**** Available data

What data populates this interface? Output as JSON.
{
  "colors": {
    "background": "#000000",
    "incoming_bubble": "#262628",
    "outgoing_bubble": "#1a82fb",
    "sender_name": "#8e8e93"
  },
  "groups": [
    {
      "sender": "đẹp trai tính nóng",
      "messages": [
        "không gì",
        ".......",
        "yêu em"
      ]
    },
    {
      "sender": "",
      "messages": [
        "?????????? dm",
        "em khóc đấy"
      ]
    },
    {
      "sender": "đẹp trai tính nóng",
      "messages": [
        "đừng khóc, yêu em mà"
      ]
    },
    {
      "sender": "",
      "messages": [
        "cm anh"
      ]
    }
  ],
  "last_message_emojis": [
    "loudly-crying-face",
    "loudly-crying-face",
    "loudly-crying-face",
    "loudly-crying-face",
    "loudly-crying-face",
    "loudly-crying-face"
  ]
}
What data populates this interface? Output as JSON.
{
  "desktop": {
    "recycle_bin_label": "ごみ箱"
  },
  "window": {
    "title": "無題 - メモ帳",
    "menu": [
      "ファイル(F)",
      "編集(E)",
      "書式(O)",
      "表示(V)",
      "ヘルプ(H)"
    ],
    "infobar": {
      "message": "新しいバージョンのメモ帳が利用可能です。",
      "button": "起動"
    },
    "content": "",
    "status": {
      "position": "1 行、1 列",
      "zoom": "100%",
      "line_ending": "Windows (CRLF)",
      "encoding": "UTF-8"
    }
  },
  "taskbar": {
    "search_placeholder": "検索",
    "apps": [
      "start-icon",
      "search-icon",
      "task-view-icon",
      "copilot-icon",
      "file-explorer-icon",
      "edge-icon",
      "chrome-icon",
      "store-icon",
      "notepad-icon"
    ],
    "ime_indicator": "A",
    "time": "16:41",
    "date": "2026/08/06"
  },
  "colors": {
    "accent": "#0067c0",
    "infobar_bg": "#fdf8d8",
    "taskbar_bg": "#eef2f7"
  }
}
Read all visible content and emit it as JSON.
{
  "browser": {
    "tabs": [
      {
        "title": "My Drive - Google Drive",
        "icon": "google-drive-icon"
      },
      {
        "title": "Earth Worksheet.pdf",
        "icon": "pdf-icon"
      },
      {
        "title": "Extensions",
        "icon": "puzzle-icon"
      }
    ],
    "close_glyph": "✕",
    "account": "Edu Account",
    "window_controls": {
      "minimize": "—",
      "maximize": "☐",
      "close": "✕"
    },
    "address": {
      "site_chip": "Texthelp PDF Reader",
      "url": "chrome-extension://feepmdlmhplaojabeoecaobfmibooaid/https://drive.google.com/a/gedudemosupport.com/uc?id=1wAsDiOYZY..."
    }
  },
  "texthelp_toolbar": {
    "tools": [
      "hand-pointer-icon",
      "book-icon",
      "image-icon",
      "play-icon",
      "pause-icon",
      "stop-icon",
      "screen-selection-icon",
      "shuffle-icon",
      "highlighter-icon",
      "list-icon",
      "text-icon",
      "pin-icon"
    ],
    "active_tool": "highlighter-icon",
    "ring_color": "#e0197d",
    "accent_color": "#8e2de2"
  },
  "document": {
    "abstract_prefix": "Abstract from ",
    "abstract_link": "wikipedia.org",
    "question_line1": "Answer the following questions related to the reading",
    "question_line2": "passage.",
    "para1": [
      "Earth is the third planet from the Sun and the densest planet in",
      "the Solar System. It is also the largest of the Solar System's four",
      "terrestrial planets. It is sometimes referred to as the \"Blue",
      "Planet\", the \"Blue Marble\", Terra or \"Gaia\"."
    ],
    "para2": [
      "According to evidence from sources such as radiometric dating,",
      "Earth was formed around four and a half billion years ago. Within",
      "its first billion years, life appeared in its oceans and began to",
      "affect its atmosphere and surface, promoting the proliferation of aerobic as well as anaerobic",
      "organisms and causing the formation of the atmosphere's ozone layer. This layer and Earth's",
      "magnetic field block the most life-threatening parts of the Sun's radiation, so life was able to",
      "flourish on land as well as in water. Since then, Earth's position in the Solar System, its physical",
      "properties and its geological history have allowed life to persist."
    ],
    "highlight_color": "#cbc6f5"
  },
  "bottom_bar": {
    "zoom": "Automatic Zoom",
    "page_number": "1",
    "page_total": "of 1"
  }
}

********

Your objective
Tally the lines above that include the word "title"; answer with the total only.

Response area
4